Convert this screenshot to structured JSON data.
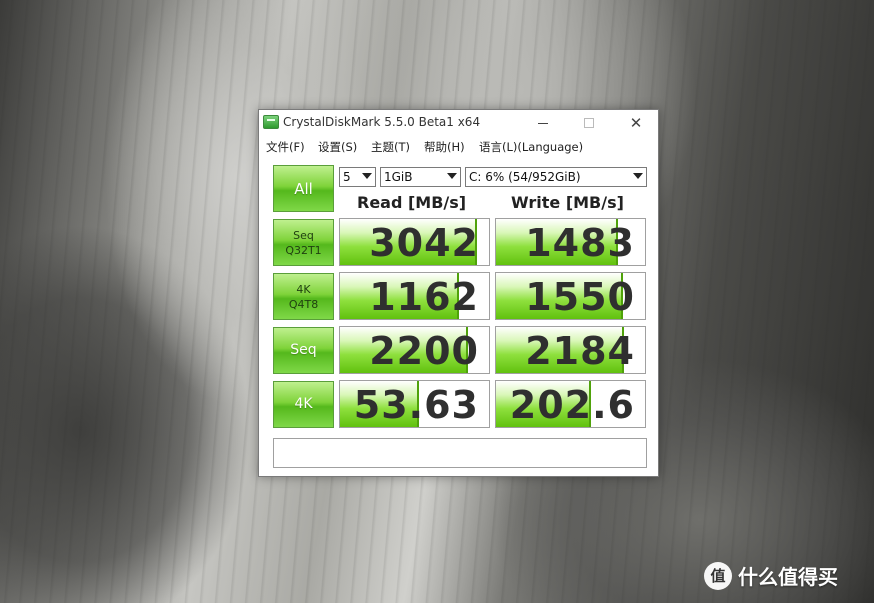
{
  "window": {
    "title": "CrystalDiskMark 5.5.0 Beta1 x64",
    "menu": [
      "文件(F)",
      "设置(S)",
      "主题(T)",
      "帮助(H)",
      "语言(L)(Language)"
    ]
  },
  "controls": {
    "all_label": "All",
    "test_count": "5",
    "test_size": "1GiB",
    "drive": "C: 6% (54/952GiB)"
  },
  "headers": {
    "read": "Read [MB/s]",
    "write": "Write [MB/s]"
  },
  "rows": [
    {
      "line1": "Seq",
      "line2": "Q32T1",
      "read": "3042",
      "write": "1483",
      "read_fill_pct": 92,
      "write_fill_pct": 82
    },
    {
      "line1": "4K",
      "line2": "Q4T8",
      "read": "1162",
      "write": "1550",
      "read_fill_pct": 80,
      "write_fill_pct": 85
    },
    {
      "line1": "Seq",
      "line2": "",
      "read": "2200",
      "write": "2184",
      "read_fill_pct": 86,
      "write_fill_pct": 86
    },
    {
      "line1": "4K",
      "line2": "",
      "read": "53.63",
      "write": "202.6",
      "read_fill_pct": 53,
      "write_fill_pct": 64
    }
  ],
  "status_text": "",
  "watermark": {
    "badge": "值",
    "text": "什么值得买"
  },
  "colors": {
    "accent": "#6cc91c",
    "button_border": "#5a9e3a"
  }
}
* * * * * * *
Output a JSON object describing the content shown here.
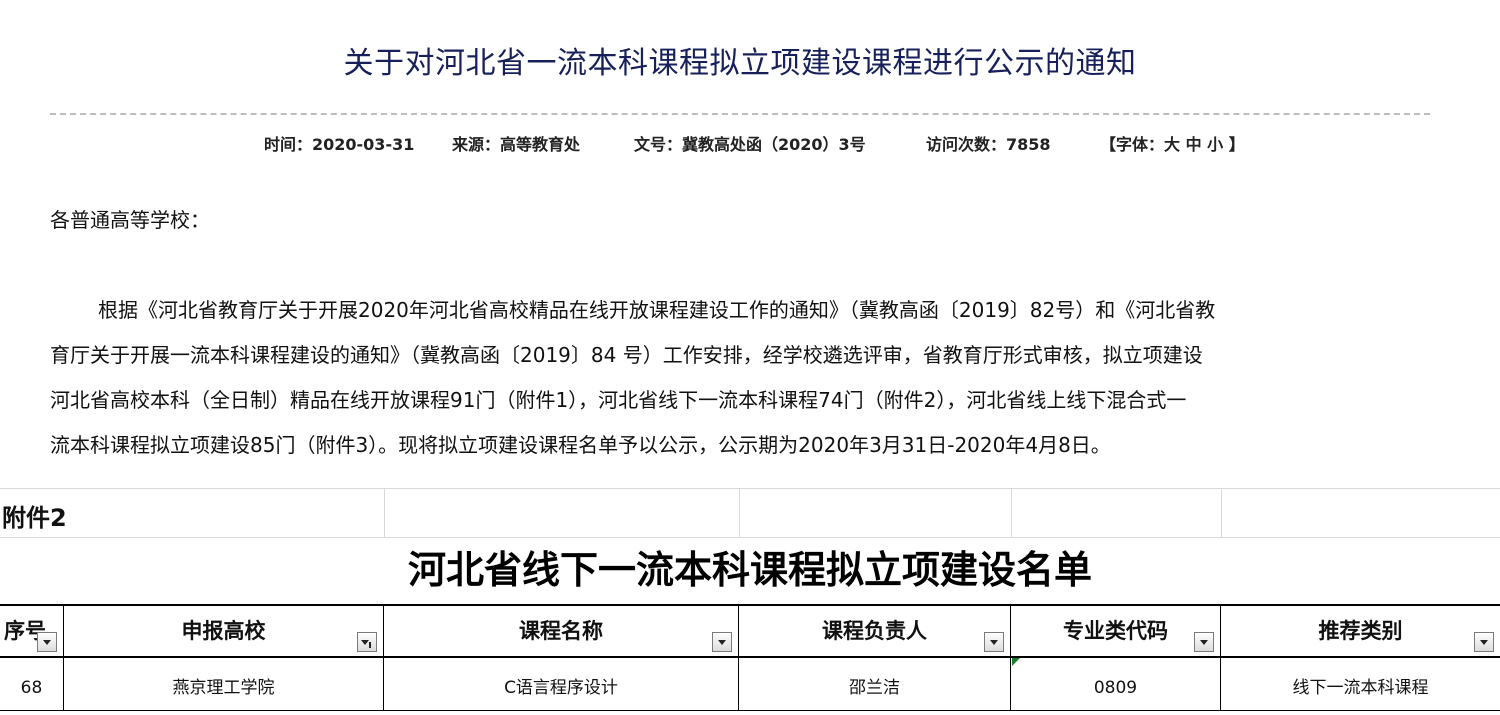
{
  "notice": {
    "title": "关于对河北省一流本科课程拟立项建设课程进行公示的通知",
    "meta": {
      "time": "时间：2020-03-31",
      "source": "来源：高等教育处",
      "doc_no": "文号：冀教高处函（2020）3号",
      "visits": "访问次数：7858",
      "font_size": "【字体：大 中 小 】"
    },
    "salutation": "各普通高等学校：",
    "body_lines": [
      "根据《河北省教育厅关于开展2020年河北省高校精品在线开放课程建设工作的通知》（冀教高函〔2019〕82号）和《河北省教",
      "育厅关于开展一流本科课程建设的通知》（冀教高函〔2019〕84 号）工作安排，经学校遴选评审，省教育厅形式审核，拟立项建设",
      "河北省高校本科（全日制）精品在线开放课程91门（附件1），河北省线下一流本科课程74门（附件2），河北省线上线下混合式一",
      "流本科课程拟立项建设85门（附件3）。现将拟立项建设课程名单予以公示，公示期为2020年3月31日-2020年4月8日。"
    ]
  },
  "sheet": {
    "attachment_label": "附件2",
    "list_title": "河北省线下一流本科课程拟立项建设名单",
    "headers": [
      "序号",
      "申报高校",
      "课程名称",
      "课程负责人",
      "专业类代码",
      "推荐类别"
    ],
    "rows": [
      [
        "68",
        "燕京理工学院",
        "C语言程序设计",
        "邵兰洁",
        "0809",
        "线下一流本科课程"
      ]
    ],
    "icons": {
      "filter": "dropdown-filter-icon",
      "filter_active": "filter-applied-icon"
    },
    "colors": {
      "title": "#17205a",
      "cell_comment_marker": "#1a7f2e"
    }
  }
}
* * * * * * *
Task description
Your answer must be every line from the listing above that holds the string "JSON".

Finished task
Convert this screenshot to structured JSON data.
Output a JSON object describing the content shown here.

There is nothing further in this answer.